:: Assigned task ::
Your answer must be the exact lines from the one holding "Transcribe this image's" through the end of the entries, with no pictures.

_ _ _ _ _ _ _

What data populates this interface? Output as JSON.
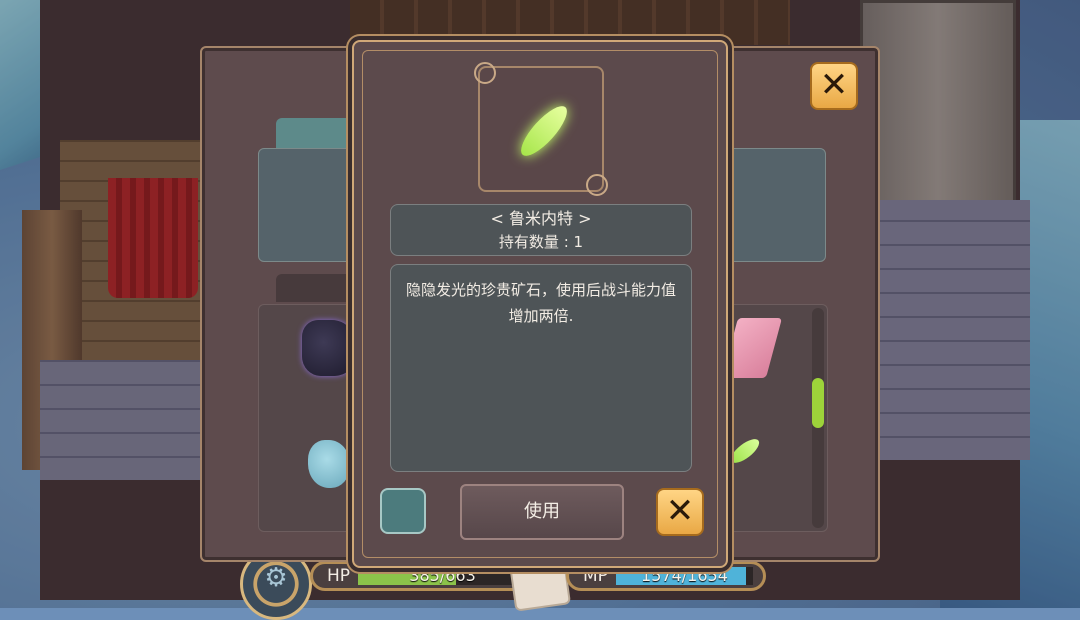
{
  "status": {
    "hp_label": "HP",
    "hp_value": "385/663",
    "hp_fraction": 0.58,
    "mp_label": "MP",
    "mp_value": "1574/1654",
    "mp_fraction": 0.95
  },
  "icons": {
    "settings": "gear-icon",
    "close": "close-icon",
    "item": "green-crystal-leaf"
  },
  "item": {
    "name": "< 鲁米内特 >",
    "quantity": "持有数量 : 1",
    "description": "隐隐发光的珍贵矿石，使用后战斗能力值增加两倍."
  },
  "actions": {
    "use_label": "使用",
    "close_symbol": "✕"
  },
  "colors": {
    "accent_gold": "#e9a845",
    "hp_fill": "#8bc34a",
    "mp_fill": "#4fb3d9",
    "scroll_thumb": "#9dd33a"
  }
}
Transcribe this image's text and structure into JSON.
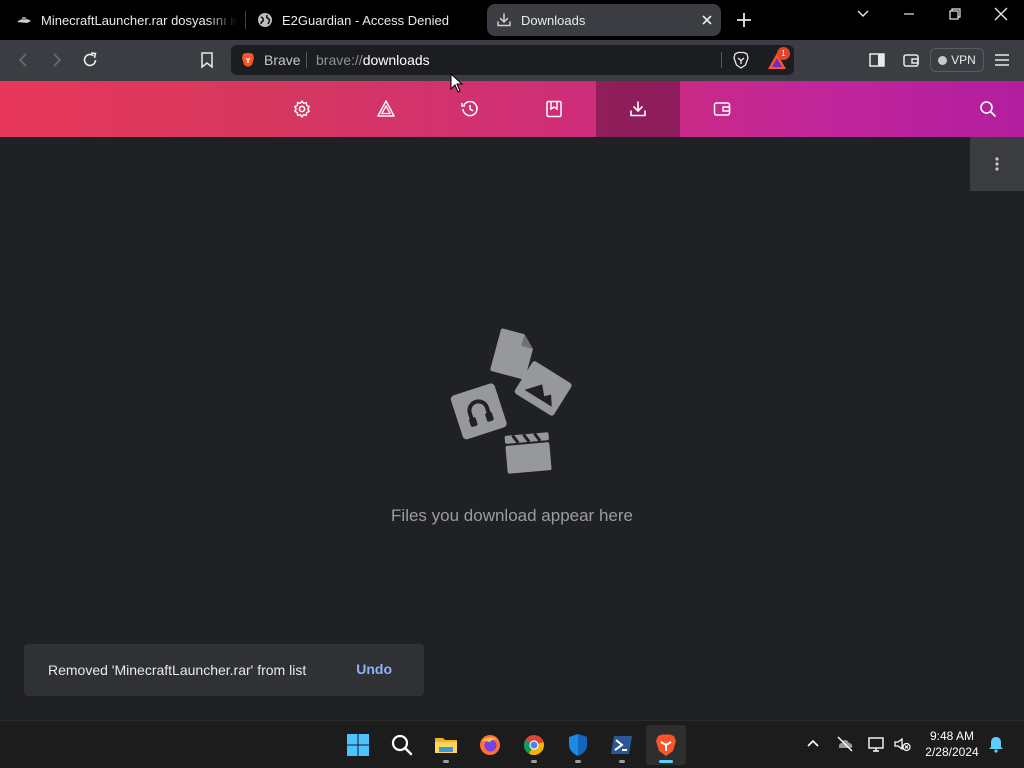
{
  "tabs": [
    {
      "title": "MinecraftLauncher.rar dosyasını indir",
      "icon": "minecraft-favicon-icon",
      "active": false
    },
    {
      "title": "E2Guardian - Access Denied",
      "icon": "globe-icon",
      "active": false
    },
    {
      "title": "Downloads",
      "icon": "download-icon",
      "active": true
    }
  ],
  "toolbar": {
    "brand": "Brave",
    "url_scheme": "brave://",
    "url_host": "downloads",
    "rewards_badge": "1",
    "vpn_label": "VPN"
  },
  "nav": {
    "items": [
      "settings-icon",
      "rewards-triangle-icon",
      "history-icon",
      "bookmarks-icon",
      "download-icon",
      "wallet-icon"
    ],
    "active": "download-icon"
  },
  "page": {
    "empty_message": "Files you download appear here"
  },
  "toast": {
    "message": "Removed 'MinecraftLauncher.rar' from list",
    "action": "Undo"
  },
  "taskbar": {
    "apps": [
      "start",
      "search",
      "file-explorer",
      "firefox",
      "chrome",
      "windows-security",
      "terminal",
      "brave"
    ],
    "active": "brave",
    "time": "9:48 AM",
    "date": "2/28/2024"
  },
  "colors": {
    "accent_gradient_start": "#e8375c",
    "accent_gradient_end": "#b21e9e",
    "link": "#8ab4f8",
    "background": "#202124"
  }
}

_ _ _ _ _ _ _

:: Solution to the problem ::
Transcribe this image's text and structure into JSON.
{
  "tabs": [
    {
      "title": "MinecraftLauncher.rar dosyasını indir",
      "icon": "minecraft-favicon-icon",
      "active": false
    },
    {
      "title": "E2Guardian - Access Denied",
      "icon": "globe-icon",
      "active": false
    },
    {
      "title": "Downloads",
      "icon": "download-icon",
      "active": true
    }
  ],
  "toolbar": {
    "brand": "Brave",
    "url_scheme": "brave://",
    "url_host": "downloads",
    "rewards_badge": "1",
    "vpn_label": "VPN"
  },
  "nav": {
    "items": [
      "settings-icon",
      "rewards-triangle-icon",
      "history-icon",
      "bookmarks-icon",
      "download-icon",
      "wallet-icon"
    ],
    "active": "download-icon"
  },
  "page": {
    "empty_message": "Files you download appear here"
  },
  "toast": {
    "message": "Removed 'MinecraftLauncher.rar' from list",
    "action": "Undo"
  },
  "taskbar": {
    "apps": [
      "start",
      "search",
      "file-explorer",
      "firefox",
      "chrome",
      "windows-security",
      "terminal",
      "brave"
    ],
    "active": "brave",
    "time": "9:48 AM",
    "date": "2/28/2024"
  },
  "colors": {
    "accent_gradient_start": "#e8375c",
    "accent_gradient_end": "#b21e9e",
    "link": "#8ab4f8",
    "background": "#202124"
  }
}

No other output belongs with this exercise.